What I enjoyed was the audacity of it, the awkwardness of Skeeter's first interview with Aibileen, and the gradual easing of that relationship. The condemnation Skeeter received, and the reassurance that her mission was right, because the times, they were "a-changin." But the subject was so touchy, the white women didn't want to be seen as racists, or see themselves as such. This problem endemic to Jackson, Mississippi was observed through indidividuals, in their treatment of their maids, and their reaction to the book that let it all hang out. I loved reading about the women who asked questions about their own behavior, about the behavior of their friends, and those who stood up for the women who raised their children. The bad stories are important, now it seems like we're showered with them in an age of "post-racist-morbid-fascination." I'm fascinated too, but the art lies in the good stories. Love conquers hate, courage conquers fear, steadfastness overcomes systematic oppression. Aibileen and Minny are beautiful characters, and they succeed in telling their story.

In the Afterword of the book, Stockett quotes Howell Raines as an encapsulation of her struggle in writing The Help:

There is no trickier subject for a writer from the South than that of affection between a black person and a white one in the unequal world of segregation. For the dihonesty upon which a society is founded makes every emotion suspect, makes it impossible to know whether what flowed between two people was honest feeling or pity or pragmatism.

Then she repeats the book's line that she "truly prizes:"

Wasn't that the point of the book? For women to realize, We are just two people. Not that much separate us. Not nearly as much as I'd thought.

When my mom read the first chapter, she set it down and thought, I had a black maid. She told us all about Jane, who used to wax their floors then slide my mom and her brother around on a blanket. I was in awe of this new story.

I was also inspired by the amount of work Skeeter put in to get her book printed and published, and the sacrifices she made to tell a story that needed to be told. She isolated herself in order to bring others into view, but in the end, she found more love than hate, made more friends than enemies. Unity triumphed over separation.

I'm going to go see the movie now.

Sunday, August 7, 2011

This is part of a letter written by Nurit Peled-elhanan, an Israeli peace activist. I just read about her recent study in The Guardian, soon-to-be published in the UK, about the unfortunate portrayal of Arabs in Israeli textbooks. Her brother is Miko Peled, also a well-known activist.

Today, when 'terror' is the term coined to define the murderous deeds of the poor and the weak, and 'war against terror' is the term coined to define the murderous deeds of the strong and the rich, when the greatest democracies commit the most terrible crimes against humanity using terms such as 'freedom', 'justice' and 'the clash of civilisations' to justify their crimes, we the bereaved, the victims of either terror or anti-terror terrorism, are the only ones left to tell the world that there is no civilized killing of the innocent or barbaric killing of the innocent, there is only criminal killing of the innocent. We are the ones to tell the world there is no clash of civilizations, that in the ever-growing underground kingdom of dead children there is no clash of civilisations.
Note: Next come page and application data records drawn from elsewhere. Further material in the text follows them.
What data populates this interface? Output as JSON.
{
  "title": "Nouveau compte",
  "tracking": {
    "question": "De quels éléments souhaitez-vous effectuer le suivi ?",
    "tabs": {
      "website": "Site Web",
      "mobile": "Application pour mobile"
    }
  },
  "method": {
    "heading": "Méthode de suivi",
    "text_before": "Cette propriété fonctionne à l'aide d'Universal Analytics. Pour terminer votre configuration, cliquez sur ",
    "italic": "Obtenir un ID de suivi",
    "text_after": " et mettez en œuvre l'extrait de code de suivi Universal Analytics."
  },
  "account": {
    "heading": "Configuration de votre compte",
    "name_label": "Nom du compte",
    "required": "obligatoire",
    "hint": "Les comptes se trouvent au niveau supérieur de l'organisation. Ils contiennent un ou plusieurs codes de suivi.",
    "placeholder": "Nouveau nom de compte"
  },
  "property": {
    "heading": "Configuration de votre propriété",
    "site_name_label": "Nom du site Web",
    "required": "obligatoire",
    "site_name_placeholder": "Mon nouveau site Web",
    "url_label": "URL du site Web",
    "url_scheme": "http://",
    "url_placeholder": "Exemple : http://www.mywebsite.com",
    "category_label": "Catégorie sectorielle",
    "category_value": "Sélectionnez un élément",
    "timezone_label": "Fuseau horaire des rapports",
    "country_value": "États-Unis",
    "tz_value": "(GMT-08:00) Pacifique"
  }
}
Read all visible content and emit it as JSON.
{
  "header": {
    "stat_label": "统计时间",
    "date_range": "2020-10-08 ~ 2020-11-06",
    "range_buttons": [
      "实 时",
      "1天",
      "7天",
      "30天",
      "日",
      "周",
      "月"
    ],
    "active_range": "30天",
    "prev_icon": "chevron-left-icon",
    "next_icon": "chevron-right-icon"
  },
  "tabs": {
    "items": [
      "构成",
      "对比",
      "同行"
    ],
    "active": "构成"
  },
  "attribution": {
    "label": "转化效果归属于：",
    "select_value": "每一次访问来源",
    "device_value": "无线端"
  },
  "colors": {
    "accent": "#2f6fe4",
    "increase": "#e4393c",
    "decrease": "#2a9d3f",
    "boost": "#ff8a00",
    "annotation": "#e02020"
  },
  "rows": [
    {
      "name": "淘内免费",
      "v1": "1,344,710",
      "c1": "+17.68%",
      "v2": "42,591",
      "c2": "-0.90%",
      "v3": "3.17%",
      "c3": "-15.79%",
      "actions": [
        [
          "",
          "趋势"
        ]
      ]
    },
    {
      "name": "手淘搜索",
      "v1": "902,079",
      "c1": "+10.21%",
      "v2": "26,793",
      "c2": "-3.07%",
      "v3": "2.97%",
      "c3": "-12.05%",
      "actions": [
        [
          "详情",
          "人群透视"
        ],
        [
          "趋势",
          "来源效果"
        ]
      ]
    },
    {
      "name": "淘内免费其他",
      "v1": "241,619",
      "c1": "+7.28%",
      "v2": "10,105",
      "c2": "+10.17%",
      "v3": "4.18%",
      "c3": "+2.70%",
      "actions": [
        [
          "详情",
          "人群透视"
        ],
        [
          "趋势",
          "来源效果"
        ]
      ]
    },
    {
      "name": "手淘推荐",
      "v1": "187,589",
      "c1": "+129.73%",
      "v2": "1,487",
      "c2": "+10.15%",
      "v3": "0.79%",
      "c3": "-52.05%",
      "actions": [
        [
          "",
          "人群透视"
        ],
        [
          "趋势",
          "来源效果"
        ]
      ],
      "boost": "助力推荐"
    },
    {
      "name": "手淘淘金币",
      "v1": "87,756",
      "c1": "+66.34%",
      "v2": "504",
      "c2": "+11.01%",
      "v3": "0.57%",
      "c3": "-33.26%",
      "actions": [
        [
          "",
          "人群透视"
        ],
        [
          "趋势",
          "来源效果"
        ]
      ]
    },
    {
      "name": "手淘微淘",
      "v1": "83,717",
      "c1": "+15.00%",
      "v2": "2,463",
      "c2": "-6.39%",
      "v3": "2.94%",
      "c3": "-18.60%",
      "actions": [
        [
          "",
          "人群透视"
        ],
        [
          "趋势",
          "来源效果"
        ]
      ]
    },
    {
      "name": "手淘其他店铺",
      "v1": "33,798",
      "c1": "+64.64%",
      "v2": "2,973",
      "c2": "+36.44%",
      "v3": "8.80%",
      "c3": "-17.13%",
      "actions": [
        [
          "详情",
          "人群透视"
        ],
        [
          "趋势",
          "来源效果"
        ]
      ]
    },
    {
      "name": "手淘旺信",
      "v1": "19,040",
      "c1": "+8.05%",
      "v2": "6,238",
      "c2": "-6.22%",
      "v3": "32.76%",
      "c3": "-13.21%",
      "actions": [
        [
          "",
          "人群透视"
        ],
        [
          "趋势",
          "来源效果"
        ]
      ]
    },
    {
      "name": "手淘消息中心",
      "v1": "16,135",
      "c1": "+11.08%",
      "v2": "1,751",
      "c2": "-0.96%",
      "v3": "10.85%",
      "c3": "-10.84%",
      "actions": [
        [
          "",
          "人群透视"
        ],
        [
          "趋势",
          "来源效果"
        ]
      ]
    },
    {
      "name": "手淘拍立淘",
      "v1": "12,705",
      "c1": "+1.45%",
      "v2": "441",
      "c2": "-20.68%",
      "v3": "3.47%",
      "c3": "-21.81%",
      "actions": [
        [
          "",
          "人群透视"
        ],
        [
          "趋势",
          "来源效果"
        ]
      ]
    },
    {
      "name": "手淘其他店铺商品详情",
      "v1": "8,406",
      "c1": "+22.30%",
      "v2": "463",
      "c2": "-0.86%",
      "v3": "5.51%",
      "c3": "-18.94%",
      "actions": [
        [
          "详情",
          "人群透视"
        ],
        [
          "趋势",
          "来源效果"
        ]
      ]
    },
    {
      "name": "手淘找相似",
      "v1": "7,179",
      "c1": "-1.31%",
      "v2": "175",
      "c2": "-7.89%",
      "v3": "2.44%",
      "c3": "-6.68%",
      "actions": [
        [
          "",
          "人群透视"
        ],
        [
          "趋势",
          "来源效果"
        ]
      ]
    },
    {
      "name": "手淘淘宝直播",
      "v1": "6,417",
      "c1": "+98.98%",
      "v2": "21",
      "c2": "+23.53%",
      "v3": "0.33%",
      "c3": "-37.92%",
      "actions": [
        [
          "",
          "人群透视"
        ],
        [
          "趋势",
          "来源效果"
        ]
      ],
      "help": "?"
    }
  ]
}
On the contrary: true multiculturalism prevails there, true equality and true justice. And maybe we are the ones who should remind the world that the golden age of both Islam and Judaism was when they lived side by side, nurturing each other and flourishing together.

Nurit Peled-elhanan-The Bereaved Parents for Peace (whole letter)